10 Ways to Compare Strings in Java

In this article, we will explore the 10 Ways to Compare Strings in Java, which is a must-know for every Java developer. In Java programming, comparing strings is a common yet critical operation, pivotal in various scenarios like user input validation, data sorting, and control flow decisions. Understanding the nuances of string comparison in Java is essential for writing efficient and bug-free code. Here, we explore ten different ways to compare strings in Java, highlighting each method’s unique characteristics and suitable use cases, thereby enhancing your Java programming toolkit.

Compare Strings in Java


1. Using the String Equality Operator

    boolean compareUsingEqualityOperator(String str1, String str2) {
      return str1 == str2;

The equality operator (==) checks if two string references point to the same object in memory. Note: It does not compare the actual content of the strings.

Output: true (only if both references point to the same object)


2. Compare Strings Using the equals() Method

The equals() method is a straightforward approach for string comparison. It checks if two strings have the exact character sequence, considering case sensitivity. Ideal for most scenarios, it ensures that both strings are identical in content.

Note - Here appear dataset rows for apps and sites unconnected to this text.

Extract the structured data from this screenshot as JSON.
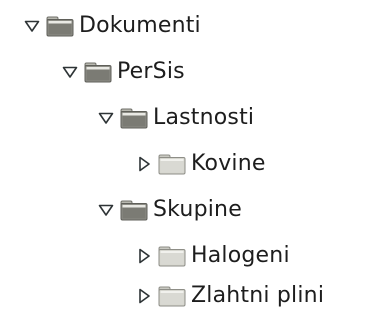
{
  "tree": {
    "root": {
      "label": "Dokumenti",
      "expanded": true,
      "icon": "folder-icon",
      "child": {
        "label": "PerSis",
        "expanded": true,
        "icon": "folder-icon",
        "children": [
          {
            "label": "Lastnosti",
            "expanded": true,
            "icon": "folder-icon",
            "children": [
              {
                "label": "Kovine",
                "expanded": false,
                "icon": "folder-open-icon"
              }
            ]
          },
          {
            "label": "Skupine",
            "expanded": true,
            "icon": "folder-icon",
            "children": [
              {
                "label": "Halogeni",
                "expanded": false,
                "icon": "folder-open-icon"
              },
              {
                "label": "Zlahtni plini",
                "expanded": false,
                "icon": "folder-open-icon"
              }
            ]
          }
        ]
      }
    }
  },
  "colors": {
    "expander": "#2e3436",
    "folder_dark_body": "#8d8d86",
    "folder_dark_tab": "#b8b8b0",
    "folder_light_body": "#d6d6cf",
    "folder_light_tab": "#b9b9b2",
    "text": "#1d1d1d"
  }
}
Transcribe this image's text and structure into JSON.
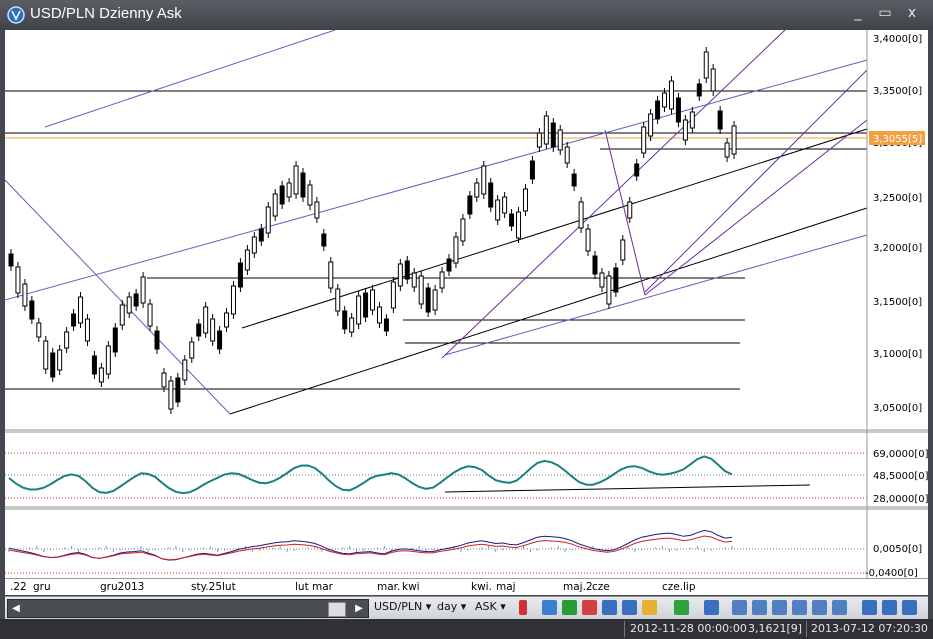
{
  "window": {
    "title": "USD/PLN Dzienny Ask",
    "minimize": "_",
    "maximize": "▭",
    "close": "x"
  },
  "price_axis": {
    "ticks": [
      "3,4000[0]",
      "3,3500[0]",
      "3,3000[0]",
      "3,2500[0]",
      "3,2000[0]",
      "3,1500[0]",
      "3,1000[0]",
      "3,0500[0]"
    ],
    "current_price_label": "3,3055[5]"
  },
  "rsi_axis": {
    "ticks": [
      "69,0000[0]",
      "48,5000[0]",
      "28,0000[0]"
    ]
  },
  "macd_axis": {
    "ticks": [
      "0,0050[0]",
      "-0,0400[0]"
    ]
  },
  "time_axis": {
    "labels": [
      ".22",
      "gru",
      "gru2013",
      "sty.25lut",
      "lut",
      "mar",
      "mar.",
      "kwi",
      "kwi.",
      "maj",
      "maj.2",
      "cze",
      "cze.",
      "lip"
    ]
  },
  "toolbar": {
    "symbol": "USD/PLN ▾",
    "period": "day ▾",
    "side": "ASK ▾",
    "icons": [
      "candle-type-icon",
      "zoom-fit-icon",
      "bar-color-icon",
      "grid-icon",
      "chart-template-icon",
      "window-icon",
      "indicators-icon",
      "cursor-icon",
      "properties-icon",
      "zoom-in-icon",
      "shift-left-icon",
      "shift-right-icon",
      "stretch-vertical-icon",
      "compress-vertical-icon",
      "zoom-out-icon",
      "cross-1-icon",
      "cross-2-icon",
      "cross-3-icon"
    ]
  },
  "status": {
    "cursor_time": "2012-11-28 00:00:00",
    "cursor_price": "3,1621[9]",
    "server_time": "2013-07-12 07:20:30"
  },
  "colors": {
    "rsi_line": "#1a7f7f",
    "price_highlight": "#f5a040",
    "trendline_purple": "#6b2c9b",
    "macd_red": "#cc2020",
    "macd_navy": "#1a1a80"
  }
}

    boolean compareUsingEquals(String str1, String str2) {
      return str1.equals(str2);

Output: true (if both strings are content-wise equal)


3. Using the equalsIgnoreCase() Method

Similar to equals(), the equalsIgnoreCase() method compares two strings, but it ignores the case (uppercase/lowercase) differences. This method is particularly useful when the case of the strings should not influence the outcome, like comparing user input to a standard command.

    boolean compareUsingEqualsIgnoreCase(String str1, String str2) {
      return str1.equalsIgnoreCase(str2);

Output: true (if strings are equal, case ignored)


4. Compare Strings Using the compareTo() Method

The compareTo() method not only compares strings for equality but also determines their lexicographic ordering. It returns an integer: zero if the strings are equal, a positive number if the first string is lexicographically greater, and a negative number if it’s lesser. This method is essential for natural sorting of strings.

int compareUsingCompareTo(String str1, String str2) {
      return str1.compareTo(str2);

Output: 0 (if strings are equal)


5. Using the compareToIgnoreCase() Method

Building on compareTo(), the compareToIgnoreCase() method offers a case-insensitive comparison for lexicographic ordering. This is particularly useful when sorting strings where case consistency is not guaranteed.

    int compareUsingCompareToIgnoreCase(String str1, String str2) {
      return str1.compareToIgnoreCase(str2);

Output: 0 (if strings are equal, case ignored)


6. Using the contentEquals() Method

This method allows the comparison of a StringBuffer with a string, checking for equal content. It’s useful when you’re dealing with strings that have been manipulated using StringBuffer or StringBuilder.

    boolean compareUsingContentEquals(String str1, CharSequence str2) {
      return str1.contentEquals(str2);

Output: true (if the CharSequence matches the String)


7. Using the regionMatches() Method

The regionMatches() method is used to compare a specific region (substring) within a string to a region in another string. It’s valuable in scenarios where only a part of the string is relevant for comparison.

    boolean compareUsingRegionMatches(String str1, int toffset, String other, int ooffset, int len) {
      return str1.regionMatches(toffset, other, ooffset, len);

Output: true (if the regions match)


8. String Format Comparison

Sometimes strings are constructed using the same format, and it might be of interest to check if they fit a particular pattern.

      boolean compareUsingFormat(String str, String format) {
        return String.format(format, str).equals(str);

Output: true (if the string fits the format)


9. Pattern Matching with Regular Expressions

    boolean compareUsingPattern(String str, String regex) {
      return str.matches(regex);

Java’s matches() method can be used to compare a string to a regular expression pattern.

Output: true (if the string matches the regex pattern)


10. Comparing Content of StringBuilder

    boolean compareStringBuilderContent(StringBuilder sb, String str) {
      return sb.toString().equals(str);

For StringBuilder objects, we convert it to a String first to compare its contents with another string.

Output: true (if the content matches)


Conclusive Summary

We’ve examined 10 efficient “Ways to Compare Strings in Java,” each suitable for different scenarios. Understanding the nuances between methods like equals() and compareTo() is crucial. Comparing strings using == or equals(), for example, can have greatly different outcomes. Java developers should choose the method that best fits the context of their applications for reliable and efficient string comparison.